== Problem details ==
How many lines of these entries hold the string "this"? Answer with the number alone.

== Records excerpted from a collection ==
_ _ _ _ _ _ _

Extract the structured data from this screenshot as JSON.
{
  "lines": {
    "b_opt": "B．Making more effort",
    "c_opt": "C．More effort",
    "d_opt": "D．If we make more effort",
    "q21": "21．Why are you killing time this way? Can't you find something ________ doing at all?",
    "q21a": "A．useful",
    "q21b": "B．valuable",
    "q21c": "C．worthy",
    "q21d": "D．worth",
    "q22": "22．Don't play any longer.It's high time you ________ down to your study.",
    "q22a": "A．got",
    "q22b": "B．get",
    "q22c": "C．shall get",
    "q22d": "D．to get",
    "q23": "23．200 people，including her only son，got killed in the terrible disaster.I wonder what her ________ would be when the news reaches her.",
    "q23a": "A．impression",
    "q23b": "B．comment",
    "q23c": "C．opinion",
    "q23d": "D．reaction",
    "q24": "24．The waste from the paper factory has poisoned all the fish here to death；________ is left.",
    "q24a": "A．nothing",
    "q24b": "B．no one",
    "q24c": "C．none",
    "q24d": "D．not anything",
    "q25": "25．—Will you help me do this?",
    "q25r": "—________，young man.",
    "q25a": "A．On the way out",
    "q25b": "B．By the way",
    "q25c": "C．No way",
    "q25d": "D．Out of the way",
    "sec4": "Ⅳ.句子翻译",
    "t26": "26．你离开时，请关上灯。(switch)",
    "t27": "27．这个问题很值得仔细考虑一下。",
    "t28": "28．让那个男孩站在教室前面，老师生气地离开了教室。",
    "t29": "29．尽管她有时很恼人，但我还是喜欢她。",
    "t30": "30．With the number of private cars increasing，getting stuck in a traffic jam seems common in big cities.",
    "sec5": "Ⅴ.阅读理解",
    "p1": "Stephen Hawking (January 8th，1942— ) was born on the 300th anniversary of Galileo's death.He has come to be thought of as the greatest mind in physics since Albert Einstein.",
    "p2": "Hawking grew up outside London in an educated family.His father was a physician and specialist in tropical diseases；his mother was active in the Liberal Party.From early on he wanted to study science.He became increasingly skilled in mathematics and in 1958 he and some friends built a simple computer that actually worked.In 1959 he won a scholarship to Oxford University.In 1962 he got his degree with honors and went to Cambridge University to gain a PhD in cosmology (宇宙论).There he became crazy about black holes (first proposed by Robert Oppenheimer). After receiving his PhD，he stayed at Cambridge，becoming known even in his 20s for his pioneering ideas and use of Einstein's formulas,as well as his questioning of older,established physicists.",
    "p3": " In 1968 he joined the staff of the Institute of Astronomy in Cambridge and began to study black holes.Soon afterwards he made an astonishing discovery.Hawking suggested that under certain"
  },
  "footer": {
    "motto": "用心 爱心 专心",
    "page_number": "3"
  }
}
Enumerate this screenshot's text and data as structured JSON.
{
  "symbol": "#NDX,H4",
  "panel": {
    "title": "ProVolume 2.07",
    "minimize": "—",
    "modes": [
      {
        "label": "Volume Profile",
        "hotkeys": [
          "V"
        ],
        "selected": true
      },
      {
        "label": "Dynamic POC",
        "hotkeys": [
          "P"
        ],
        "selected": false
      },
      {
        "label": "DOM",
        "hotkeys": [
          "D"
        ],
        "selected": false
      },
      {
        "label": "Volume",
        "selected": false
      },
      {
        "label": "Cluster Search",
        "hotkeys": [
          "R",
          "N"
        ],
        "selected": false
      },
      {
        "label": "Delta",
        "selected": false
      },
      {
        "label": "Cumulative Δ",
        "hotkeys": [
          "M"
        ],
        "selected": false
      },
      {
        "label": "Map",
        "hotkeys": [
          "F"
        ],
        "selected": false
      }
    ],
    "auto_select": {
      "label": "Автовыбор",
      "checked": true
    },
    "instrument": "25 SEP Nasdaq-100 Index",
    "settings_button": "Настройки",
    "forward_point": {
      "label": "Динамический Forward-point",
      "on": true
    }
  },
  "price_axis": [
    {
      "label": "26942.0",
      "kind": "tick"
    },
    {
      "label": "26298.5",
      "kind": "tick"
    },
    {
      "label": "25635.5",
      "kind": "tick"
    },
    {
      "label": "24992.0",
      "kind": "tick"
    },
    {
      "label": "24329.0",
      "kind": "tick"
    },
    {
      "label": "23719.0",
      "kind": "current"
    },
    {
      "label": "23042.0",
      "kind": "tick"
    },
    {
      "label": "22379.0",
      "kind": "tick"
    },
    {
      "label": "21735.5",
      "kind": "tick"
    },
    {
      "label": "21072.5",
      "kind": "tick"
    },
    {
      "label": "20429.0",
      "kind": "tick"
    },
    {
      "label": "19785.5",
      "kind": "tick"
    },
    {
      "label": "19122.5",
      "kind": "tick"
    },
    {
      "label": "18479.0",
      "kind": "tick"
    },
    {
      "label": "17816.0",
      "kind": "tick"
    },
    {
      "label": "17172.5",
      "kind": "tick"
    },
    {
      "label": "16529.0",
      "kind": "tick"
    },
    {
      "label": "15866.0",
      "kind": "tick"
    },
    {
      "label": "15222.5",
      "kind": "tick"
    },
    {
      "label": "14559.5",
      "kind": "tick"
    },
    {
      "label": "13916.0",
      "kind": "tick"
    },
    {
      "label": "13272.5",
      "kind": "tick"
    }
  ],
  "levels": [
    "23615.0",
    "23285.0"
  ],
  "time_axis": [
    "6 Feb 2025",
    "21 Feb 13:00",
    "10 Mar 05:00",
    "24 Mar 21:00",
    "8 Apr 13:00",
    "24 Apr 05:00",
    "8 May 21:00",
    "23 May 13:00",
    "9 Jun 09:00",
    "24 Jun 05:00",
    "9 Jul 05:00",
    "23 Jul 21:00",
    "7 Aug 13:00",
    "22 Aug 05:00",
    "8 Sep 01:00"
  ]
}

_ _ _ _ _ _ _

== Answer to the exercise ==
4